A plan to repeal a Depression-era law curbing utility monopoly abuses was dropped from a draft Senate energy bill unveiled on Friday after controversial remarks from the head of the Federal Energy Regulatory Commission (FERC), a Senate aide said.
/ Source: Reuters

A plan to repeal a Depression-era law curbing utility monopoly abuses was dropped from a draft Senate energy bill unveiled on Friday after controversial remarks from the head of the Federal Energy Regulatory Commission (FERC), a Senate aide said.

The House of Representatives last month passed a wide-sweeping energy bill that would repeal the law, the Public Utility Holding Company Act (PUHCA) of 1935.

Similar language was included in previous versions of Senate energy legislation that stalled during the past four years. However, the repeal was dropped from a draft bill the Senate Energy Committee released on Friday, Senate aides said.

The utility industry has long lobbied for PUHCA to be repealed, while consumer groups contend the law is needed to ensure fair competition in the electricity market.

Some Democrats on the Senate Energy Committee insisted PUHCA could be repealed only if the energy bill gave the FERC more power to review utility mergers.

But alarm bells went off among some committee members when FERC Chairman Pat Wood this week said his agency should order Duke Energy Corp. to join a regional grid group as a condition for FERC to approve its $9 billion merger with Cinergy Corp., according to a panel aide.

Cinergy belongs to the Midwest’s independent grid operator. but Duke has not made a commitment to join one. FERC has pushed utilities to put their transmission grids under the supervision of an independent party to allay anti-competitive concerns.
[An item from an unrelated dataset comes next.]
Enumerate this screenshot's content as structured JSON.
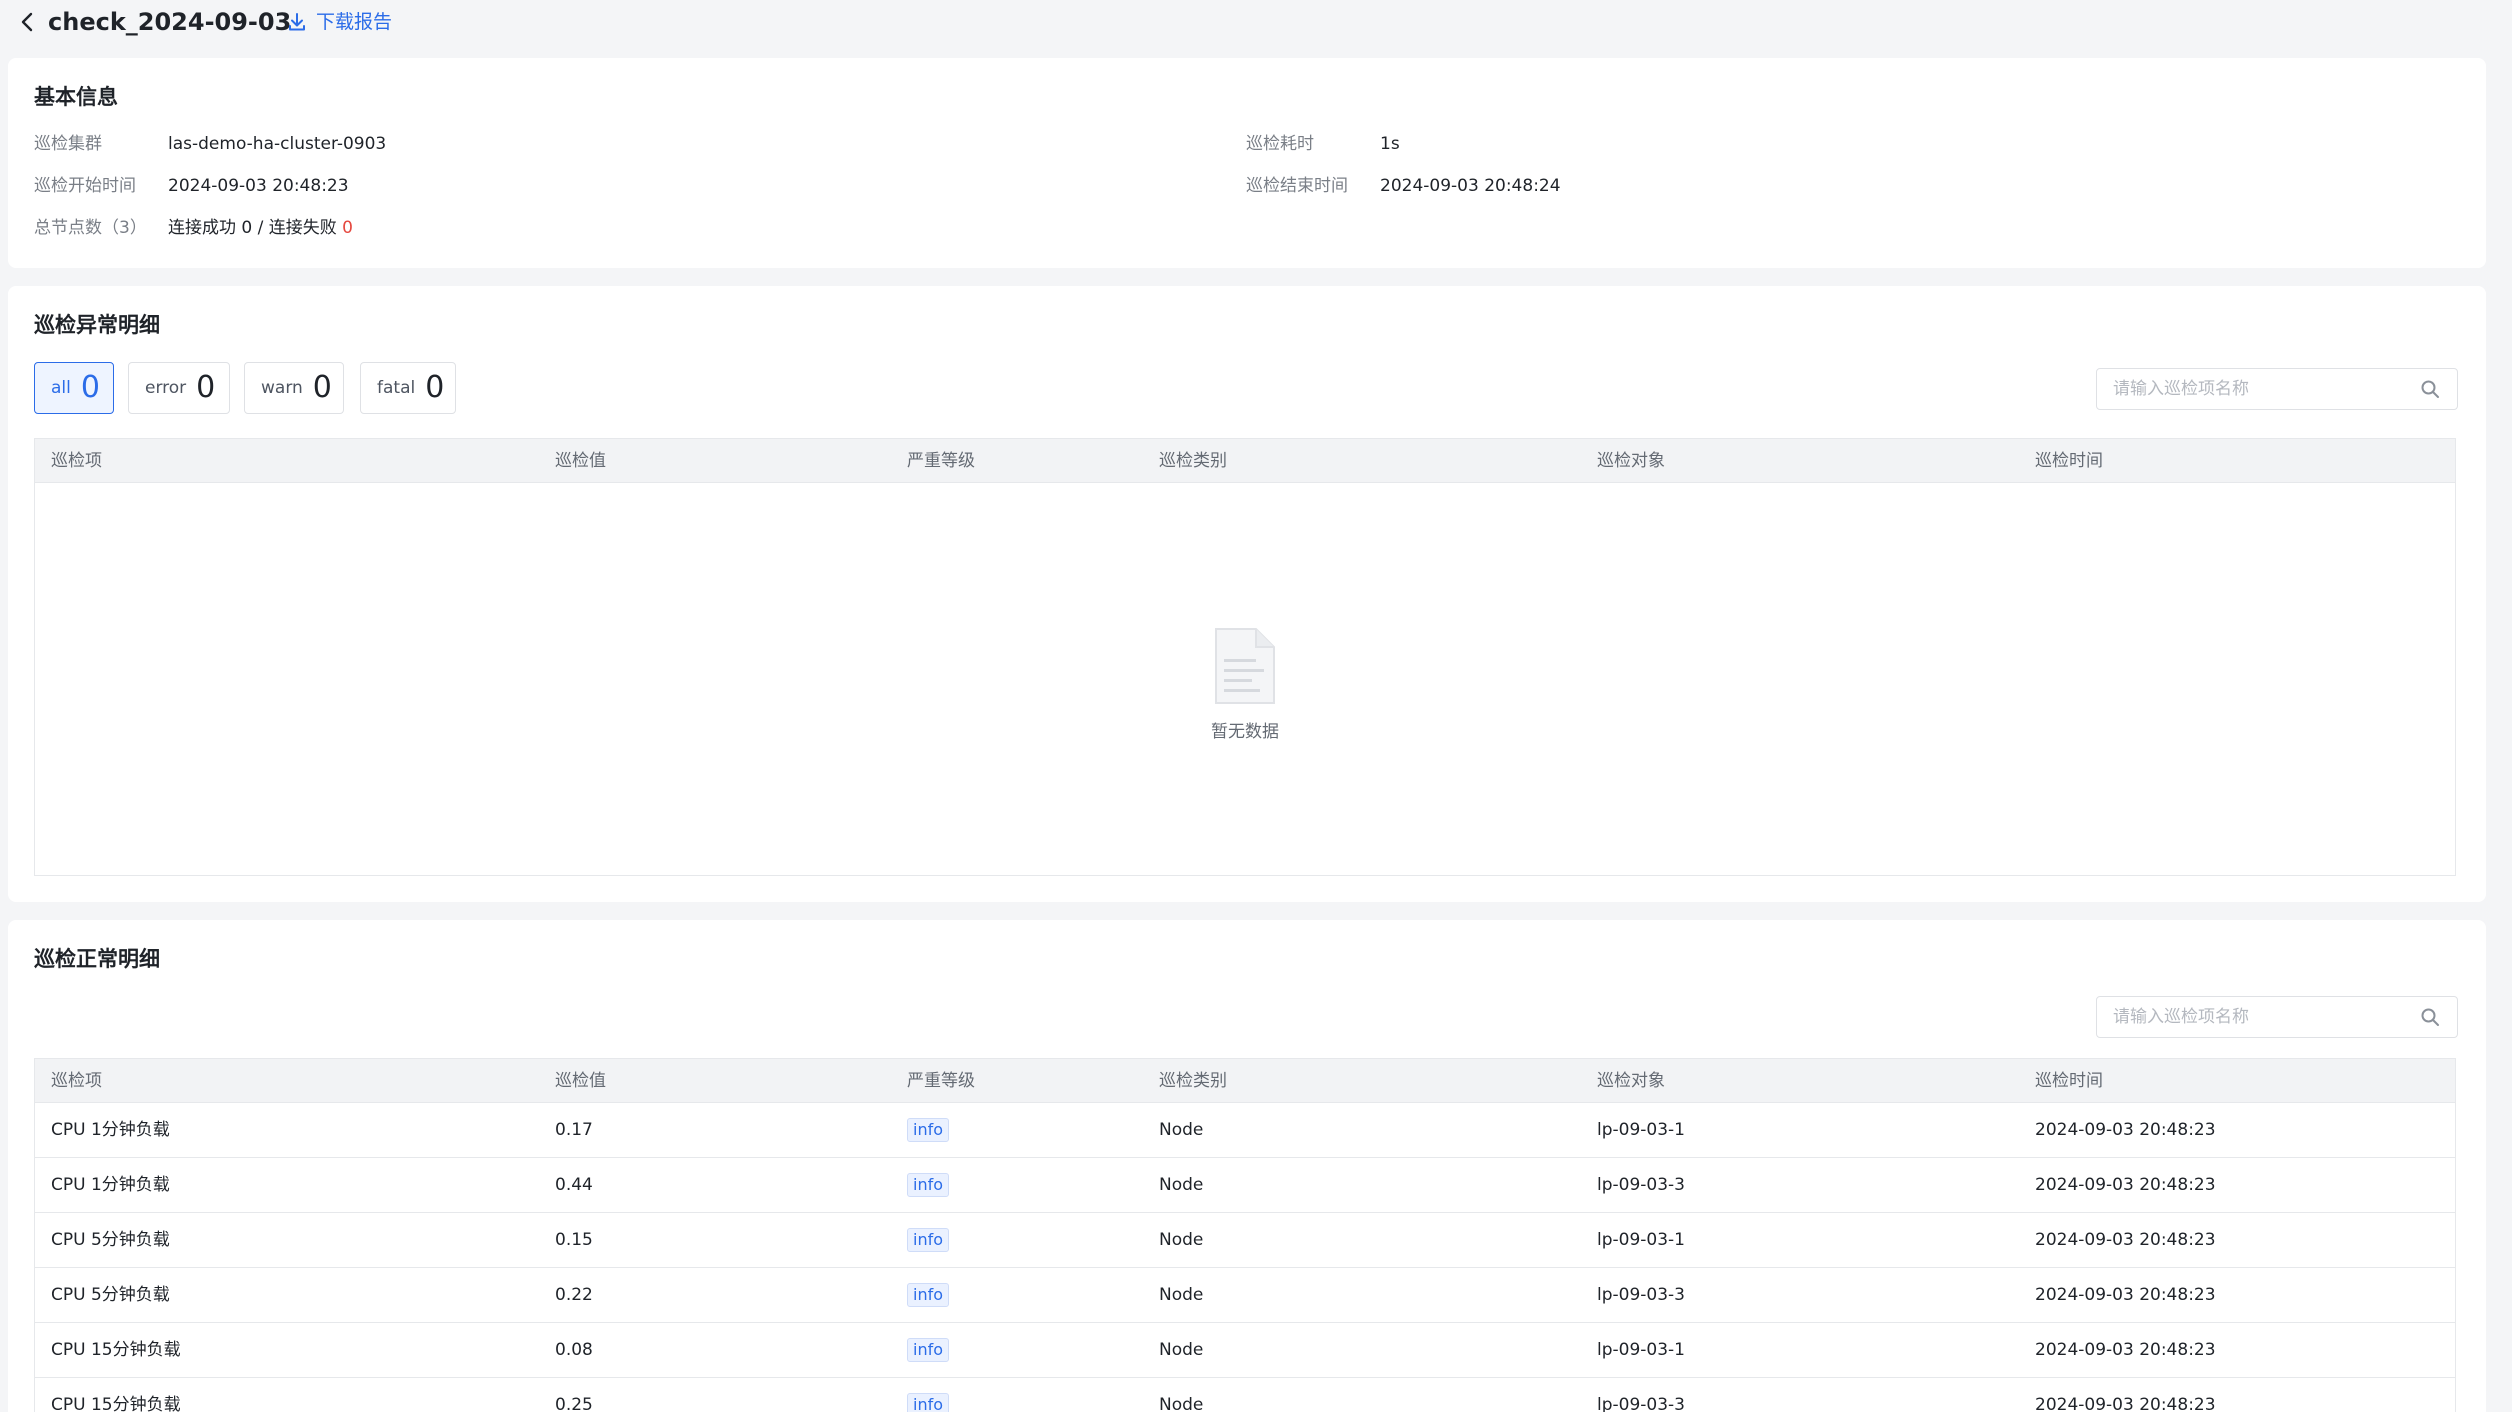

Passed amid Congress’ trust-busting push, PUHCA clipped public utility holding companies’ monopoly power by requiring them to be physically connected to the transmission grid and to limit their operations to a single area or region.
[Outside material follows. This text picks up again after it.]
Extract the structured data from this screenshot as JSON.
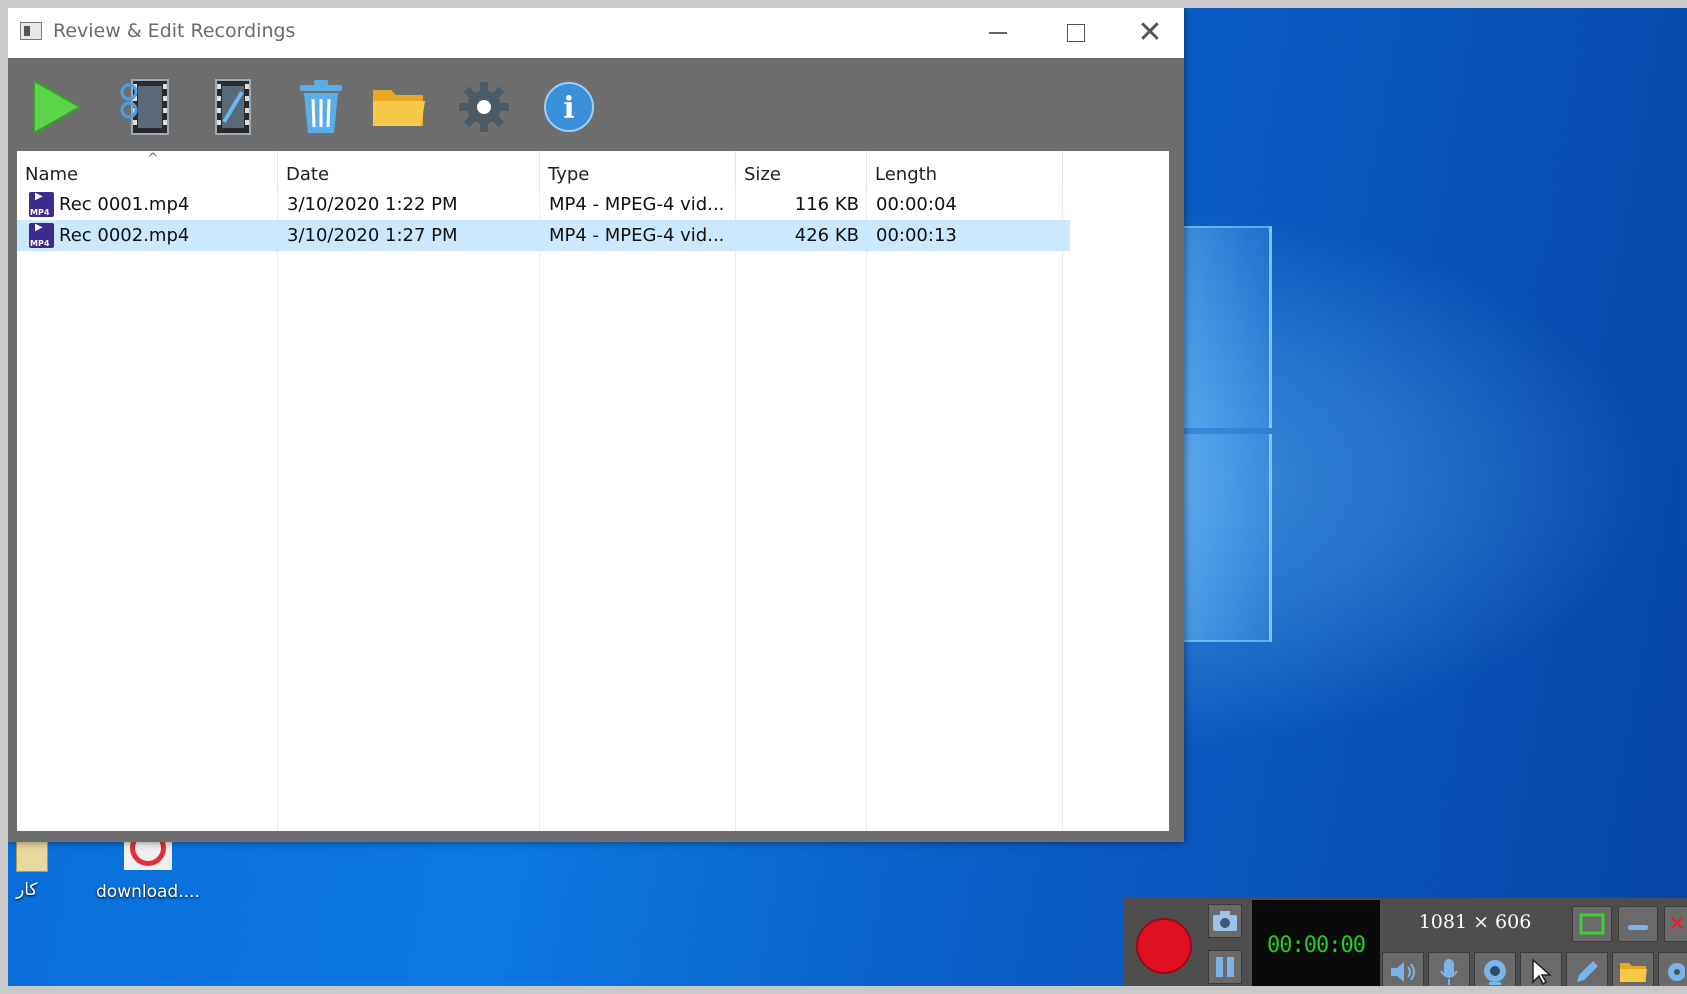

Alex Flint, the committee aide, said the Republican and Democratic heads of the panel decided to leave PUHCA intact.

“Pat Wood’s comments about using merger review to force divestiture of transmission assets ... raised concern about vesting significant merger review authority at FERC,” he said.

A FERC spokesman said Flint “mischaracterized” Wood’s comments. Duke would maintain ownership of its grid assets even if it joined a regional grid group, the spokesman said.

“This simply means that the transmission assets can’t be used to discriminate in wholesale markets,” the FERC spokesman said. The Justice Department and Federal Trade Commission have repeatedly asked FERC to order divestitures as conditions for previous mergers but FERC has declined, the spokesman said.

A Duke Energy spokesman was not available for comment.

Last week, an administrative law judge with the Securities and Exchange Commission rejected the 2000 merger of American Electric Power and Central and South West Corp., saying it does not meet PUHCA’s requirement that the merged company operate in a single area.